During this entire “shutdown” drama one topic continues to be brought up again and again: the national debt. Fiscally conservative circles are giving the Republicans a lot of credit for refusing to pass a budget that funds the Affordable Care Act (ACA). Their reason for this is a belief that funding the ACA will increase the national debt even further, which is true (since the United States is maintaining a deficit any additional spending will increase the national debt). On principle I agree that further increasing the national debt is a bad idea. Practically speak, decreasing the national debt at this point is meaningless.

The national debt is hovering close to $17 trillion. At this point the United States is insolvent. Putting this into perspective, this national has already reach the point many fiscally irresponsible individuals reach when they received a credit card with a high spending limit. The amount of outstanding credit exceeds the debtor’s ability to repay. No matter what the federal government does it will never be able to repay $17 trillion.

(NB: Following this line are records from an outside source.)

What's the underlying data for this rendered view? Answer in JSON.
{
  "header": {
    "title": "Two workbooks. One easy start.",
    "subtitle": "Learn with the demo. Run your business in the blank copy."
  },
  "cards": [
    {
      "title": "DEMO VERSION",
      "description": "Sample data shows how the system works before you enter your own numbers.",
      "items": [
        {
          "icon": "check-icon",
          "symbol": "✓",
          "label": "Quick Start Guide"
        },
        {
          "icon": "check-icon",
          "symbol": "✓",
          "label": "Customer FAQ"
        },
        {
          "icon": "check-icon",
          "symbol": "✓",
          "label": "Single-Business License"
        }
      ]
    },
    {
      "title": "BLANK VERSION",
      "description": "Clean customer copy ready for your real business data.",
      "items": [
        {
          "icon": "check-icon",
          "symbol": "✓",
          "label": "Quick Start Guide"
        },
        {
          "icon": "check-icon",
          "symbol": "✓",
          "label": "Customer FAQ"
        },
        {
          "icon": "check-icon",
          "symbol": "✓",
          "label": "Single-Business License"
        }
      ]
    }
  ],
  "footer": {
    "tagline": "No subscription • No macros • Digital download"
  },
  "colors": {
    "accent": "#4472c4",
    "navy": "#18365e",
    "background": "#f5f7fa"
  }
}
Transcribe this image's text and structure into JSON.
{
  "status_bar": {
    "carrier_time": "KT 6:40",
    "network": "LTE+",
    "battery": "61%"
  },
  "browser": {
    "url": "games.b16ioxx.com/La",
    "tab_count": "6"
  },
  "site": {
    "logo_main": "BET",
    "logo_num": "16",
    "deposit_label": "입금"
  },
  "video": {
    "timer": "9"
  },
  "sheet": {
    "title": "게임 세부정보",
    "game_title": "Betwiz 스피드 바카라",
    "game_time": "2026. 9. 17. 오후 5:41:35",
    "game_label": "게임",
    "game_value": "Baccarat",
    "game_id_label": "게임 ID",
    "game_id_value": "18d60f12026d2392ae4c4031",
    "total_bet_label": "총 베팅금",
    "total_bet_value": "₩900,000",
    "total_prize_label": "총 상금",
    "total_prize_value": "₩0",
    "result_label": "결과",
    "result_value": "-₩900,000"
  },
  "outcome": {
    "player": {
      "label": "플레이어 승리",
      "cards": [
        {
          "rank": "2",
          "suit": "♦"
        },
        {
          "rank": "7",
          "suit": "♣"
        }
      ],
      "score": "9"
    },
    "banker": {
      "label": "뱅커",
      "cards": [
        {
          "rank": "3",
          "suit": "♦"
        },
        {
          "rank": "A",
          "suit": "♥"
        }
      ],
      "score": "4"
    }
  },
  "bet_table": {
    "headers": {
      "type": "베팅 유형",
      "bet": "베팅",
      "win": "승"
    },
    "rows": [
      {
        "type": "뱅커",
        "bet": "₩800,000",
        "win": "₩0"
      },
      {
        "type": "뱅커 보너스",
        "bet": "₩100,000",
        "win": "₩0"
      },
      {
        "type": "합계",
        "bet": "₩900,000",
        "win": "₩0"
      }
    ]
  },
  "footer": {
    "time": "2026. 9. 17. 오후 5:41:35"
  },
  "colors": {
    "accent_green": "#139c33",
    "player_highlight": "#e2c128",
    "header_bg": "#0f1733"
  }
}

One must now ask whether or not attempts to curtail the national debt are meaningful. Honestly, I don’t think they are. At this point the government might as well buy anything and everything it can. Anything of value (that is to say, anything that isn’t perishable) should be transferred to another entity to protect it from seizure when the time comes to declare bankruptcy. If you’ve already overextended your credit limit you might as well go for broke and get everything you can.

I’m of the mindset that there is nothing that can be done to prevent the sinking of the Titanic. Instead, I’m focusing my time on getting to the life boat, loading as many people as I can onto the life boat, and getting the life boat as far away from the sinking ship as possible. Going below deck and trying to weld patches onto the gigantic hole of national debt is futile.